After the storm
As storms go, at least in the Minot area, the one that struck the city Sunday through Monday probably won’t be remembered very long. It never quite lived up to its billing, yet dumped a good amount of snow over a wide region.
The National Weather Service said the storm was a big one, and they were right. They also said the amount of snowfall in any given area was very much dependent upon a degree or two of temperature as the thermometer hovered around the freezing mark while the storm got underway. The result was drizzling rain, enough to put a slick coat of the ground before that temperatures dropped just enough for the rain to turn to snow – lots of it.
Minoters were faced with about six inches on the ground at mid-afternoon Monday. With the temperature just below the freezing mark, many city residents opted to do some shoveling or snowblowing during the middle of the storm in the hope of lessening the task later. It was heavy work due to the amount of slushy snow lying underneath a fluffy covering, but the warm temperatures and light winds proved more than agreeable.
The snowfall continued well into the night Monday. By Tuesday morning it was evident the storm had passed. It left behind a heavy layer of snow clinging to fences, vehicles, tree branches and the like, an appearance that made the storm more memorable for its artwork than its misery.

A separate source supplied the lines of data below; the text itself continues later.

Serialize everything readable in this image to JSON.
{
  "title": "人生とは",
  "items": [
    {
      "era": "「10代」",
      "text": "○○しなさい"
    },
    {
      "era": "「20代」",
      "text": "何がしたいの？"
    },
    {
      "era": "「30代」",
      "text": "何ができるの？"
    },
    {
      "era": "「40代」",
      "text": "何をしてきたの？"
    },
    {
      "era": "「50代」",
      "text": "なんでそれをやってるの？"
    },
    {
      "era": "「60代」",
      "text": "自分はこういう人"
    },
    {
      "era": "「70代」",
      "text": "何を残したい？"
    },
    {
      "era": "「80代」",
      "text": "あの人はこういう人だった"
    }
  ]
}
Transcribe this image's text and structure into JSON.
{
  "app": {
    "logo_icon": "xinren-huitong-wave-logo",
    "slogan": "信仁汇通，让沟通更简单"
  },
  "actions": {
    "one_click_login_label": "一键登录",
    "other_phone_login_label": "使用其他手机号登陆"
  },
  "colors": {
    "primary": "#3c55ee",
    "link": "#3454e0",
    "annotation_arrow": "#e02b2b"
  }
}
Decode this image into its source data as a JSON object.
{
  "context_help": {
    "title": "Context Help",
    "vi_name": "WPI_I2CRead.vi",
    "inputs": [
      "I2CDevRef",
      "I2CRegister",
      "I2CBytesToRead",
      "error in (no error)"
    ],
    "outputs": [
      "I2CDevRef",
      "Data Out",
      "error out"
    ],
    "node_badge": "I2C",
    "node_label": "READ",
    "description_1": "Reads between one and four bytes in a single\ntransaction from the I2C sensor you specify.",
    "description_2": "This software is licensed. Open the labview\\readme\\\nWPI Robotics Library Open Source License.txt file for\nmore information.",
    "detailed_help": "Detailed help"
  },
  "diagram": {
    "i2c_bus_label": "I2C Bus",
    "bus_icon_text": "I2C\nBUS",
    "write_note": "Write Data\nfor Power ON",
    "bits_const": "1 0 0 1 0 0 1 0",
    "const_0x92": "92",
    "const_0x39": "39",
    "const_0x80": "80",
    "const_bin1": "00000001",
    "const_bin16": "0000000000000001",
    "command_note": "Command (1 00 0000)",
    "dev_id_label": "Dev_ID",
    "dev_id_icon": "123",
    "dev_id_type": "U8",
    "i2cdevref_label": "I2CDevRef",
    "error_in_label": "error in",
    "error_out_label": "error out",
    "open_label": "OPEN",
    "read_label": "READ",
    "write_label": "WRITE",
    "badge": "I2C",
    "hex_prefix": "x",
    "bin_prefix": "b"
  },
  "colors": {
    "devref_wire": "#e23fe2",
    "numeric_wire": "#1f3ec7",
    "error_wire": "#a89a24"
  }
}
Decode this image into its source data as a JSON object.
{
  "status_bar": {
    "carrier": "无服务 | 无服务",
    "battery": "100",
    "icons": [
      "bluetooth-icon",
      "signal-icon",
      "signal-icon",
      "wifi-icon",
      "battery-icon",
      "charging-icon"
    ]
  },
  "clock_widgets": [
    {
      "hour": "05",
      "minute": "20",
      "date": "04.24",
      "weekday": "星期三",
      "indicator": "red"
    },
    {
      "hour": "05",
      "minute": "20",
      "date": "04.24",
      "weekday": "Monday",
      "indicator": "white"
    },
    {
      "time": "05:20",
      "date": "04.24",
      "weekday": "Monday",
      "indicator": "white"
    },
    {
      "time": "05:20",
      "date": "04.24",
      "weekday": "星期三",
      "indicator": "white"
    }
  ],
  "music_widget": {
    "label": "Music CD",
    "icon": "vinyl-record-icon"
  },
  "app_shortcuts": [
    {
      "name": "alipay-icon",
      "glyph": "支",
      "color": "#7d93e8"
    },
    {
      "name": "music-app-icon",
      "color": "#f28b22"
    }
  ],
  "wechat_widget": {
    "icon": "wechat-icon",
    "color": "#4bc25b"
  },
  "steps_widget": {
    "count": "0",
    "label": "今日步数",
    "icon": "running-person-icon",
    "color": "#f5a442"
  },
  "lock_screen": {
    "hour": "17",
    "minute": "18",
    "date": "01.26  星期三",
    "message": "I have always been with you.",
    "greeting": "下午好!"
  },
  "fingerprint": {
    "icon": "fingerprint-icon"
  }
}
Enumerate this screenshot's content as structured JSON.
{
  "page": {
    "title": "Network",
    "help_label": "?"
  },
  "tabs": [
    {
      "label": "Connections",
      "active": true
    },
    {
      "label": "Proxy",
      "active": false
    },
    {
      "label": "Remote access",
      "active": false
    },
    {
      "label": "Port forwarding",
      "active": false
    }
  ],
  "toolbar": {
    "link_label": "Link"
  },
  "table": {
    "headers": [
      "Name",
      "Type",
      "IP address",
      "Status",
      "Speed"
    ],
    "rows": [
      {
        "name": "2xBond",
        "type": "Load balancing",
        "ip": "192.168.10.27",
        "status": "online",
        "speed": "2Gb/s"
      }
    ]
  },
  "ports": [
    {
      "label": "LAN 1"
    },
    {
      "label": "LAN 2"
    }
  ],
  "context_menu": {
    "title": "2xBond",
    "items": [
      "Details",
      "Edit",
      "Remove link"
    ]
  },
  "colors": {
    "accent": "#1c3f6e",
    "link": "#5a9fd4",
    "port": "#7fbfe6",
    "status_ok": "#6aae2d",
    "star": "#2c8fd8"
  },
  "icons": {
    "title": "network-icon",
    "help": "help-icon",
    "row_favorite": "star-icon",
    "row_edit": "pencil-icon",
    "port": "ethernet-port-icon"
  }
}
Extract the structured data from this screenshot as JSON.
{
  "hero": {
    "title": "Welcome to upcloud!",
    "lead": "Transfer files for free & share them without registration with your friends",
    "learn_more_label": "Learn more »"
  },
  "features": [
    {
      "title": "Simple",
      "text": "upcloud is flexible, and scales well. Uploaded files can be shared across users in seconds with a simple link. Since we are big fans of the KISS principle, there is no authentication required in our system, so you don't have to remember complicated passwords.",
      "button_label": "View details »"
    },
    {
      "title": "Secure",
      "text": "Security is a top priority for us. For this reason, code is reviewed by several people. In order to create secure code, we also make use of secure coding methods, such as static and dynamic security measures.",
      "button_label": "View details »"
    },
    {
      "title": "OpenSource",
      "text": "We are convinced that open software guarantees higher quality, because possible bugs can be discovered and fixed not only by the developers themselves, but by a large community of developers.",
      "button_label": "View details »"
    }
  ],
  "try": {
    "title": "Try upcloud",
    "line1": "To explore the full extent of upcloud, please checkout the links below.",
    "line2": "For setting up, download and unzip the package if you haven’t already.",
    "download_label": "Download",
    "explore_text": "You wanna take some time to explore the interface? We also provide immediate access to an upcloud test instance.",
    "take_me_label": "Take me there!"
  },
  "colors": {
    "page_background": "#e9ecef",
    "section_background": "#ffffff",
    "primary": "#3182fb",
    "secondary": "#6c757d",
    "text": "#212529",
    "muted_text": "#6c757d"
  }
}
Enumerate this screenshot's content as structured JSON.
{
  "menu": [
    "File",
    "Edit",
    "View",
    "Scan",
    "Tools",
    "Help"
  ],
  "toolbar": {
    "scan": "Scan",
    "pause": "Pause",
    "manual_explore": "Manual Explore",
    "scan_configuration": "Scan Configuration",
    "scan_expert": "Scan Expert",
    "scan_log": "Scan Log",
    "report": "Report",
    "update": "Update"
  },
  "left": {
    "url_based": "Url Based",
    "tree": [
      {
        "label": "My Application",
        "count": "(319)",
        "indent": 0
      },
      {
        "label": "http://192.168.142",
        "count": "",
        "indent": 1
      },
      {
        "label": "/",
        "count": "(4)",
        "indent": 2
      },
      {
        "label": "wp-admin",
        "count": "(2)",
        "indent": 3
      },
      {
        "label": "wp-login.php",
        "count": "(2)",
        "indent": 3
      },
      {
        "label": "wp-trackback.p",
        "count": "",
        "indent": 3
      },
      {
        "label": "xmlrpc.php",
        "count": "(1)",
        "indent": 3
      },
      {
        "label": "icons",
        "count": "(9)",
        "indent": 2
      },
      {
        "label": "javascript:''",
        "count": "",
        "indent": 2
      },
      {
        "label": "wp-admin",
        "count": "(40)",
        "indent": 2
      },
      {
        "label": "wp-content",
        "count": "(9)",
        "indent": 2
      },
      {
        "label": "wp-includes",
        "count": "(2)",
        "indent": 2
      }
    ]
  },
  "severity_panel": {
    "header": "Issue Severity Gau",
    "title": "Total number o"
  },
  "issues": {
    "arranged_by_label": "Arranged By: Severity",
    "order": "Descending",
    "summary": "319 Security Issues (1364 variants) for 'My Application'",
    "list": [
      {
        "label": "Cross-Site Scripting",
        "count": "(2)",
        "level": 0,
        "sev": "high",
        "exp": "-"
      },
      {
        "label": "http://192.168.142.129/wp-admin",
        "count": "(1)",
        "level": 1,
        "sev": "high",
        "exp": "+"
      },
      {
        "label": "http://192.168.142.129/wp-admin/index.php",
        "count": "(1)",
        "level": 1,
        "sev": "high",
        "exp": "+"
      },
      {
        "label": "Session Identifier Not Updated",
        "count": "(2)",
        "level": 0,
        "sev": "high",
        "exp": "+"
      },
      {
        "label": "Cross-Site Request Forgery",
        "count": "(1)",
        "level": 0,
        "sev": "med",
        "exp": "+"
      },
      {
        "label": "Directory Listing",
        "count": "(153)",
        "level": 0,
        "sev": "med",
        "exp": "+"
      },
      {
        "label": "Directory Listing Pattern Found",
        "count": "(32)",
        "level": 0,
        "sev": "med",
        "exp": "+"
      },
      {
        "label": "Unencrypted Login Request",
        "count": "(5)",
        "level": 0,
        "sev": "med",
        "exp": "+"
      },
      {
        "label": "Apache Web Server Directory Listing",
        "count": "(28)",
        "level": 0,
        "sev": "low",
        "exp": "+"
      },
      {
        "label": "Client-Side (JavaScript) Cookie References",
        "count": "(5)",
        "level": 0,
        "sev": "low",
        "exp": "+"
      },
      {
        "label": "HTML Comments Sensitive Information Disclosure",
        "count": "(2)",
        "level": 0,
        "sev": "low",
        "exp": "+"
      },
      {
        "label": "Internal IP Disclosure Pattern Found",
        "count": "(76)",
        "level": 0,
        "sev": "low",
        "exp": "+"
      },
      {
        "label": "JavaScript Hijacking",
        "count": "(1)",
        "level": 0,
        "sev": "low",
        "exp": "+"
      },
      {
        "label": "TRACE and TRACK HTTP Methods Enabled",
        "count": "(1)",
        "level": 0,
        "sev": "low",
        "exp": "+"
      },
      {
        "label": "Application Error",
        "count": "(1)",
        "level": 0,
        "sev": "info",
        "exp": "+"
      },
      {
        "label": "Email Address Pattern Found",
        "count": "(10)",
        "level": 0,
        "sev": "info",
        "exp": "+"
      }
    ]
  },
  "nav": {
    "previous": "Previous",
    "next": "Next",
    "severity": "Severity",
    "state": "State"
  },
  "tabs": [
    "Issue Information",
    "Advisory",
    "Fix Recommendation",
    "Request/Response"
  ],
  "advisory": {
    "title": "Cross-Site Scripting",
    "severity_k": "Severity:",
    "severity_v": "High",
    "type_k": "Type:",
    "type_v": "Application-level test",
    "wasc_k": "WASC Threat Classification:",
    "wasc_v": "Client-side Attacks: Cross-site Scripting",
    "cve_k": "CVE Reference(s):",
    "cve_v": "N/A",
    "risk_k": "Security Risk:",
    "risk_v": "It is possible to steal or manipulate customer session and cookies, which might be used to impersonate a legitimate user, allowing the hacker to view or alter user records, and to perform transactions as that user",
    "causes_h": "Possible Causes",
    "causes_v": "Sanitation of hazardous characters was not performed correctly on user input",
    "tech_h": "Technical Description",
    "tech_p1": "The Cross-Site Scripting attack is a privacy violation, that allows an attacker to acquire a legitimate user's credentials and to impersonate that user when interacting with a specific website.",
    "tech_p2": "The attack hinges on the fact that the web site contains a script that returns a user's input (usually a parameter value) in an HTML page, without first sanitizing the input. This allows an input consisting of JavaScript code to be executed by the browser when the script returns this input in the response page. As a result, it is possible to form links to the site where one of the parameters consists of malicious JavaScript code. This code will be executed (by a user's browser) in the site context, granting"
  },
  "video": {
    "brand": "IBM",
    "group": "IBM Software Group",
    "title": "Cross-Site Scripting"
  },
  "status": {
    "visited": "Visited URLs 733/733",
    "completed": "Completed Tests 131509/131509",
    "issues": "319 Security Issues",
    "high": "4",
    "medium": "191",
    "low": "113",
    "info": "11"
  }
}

Snowfall totals in Minot varied from 8-12 inches, depending upon where and when the measurement was taken. The North Central Research and Extension Center south of Minot reported nine inches of snow in the 24-hour period ending at 8:00 a.m. Tuesday. Cooperative observers for the National Weather Service throughout the state generally reported less than 10 inches of snow during a similar time period. In short, the storm totals closely matched the warnings issued by the NWS.
Fortunately most of the state, Minot included, was spared strong winds that led to blizzard-like conditions over much of South Dakota and extreme southern portions of North Dakota.
Minot Police were kept busy during the storm responding to an abundance of calls of traffic accidents and stalled or stuck vehicles. A total of 15 accidents were called in to police, along with 18 reports of stranded motorists.
“It was high, way high for an average day,” said Sgt. Kevin Wilk, Minot Police. “That compares to summer driving when we might have one crash a day.”
Overall though, motorists who had to be on the roadways in the city did a pretty good job of commuting from work to home while the storm was at its peak late Monday.
“Captain Klug issued a No Travel Advisory at 4:41 Monday afternoon,” said Wilk. “I’d say within two hours most people were listening to it.”
A benefit from the storm will come in the amount of moisture it contained. Soil conditions throughout the region are very dry on the heels of last year’s drought and the lack of snowfall this winter. While there is not enough moisture associated with the recent storm to make a serious impact on soil moisture conditions, it is an improvement and cause for optimism for area ranchers and farmers.
The WRN Ambassador logo that accompanies many weather related stories on these pages signifies that the Minot Daily News is part of a Weather Ready Nation. WRN ambassadorship is achieved by designation of the National Oceanic and Atmospheric Administration, and National Weather Service, as a commitment to helping prepare our readers for extreme weather, water and climate events. Those events include record breaking snowfall, widespread flooding, devastating drought and tornadoes.
As a WRN partner, the Minot Daily News endeavors to inform the public about adverse weather events so they can make informed decisions to save lives and property and enhance livelihoods. It is an effort to move people, and society, toward heeding warnings, taking action and influencing their circles of family friends and social network to act appropriately. – Kim Fundingsland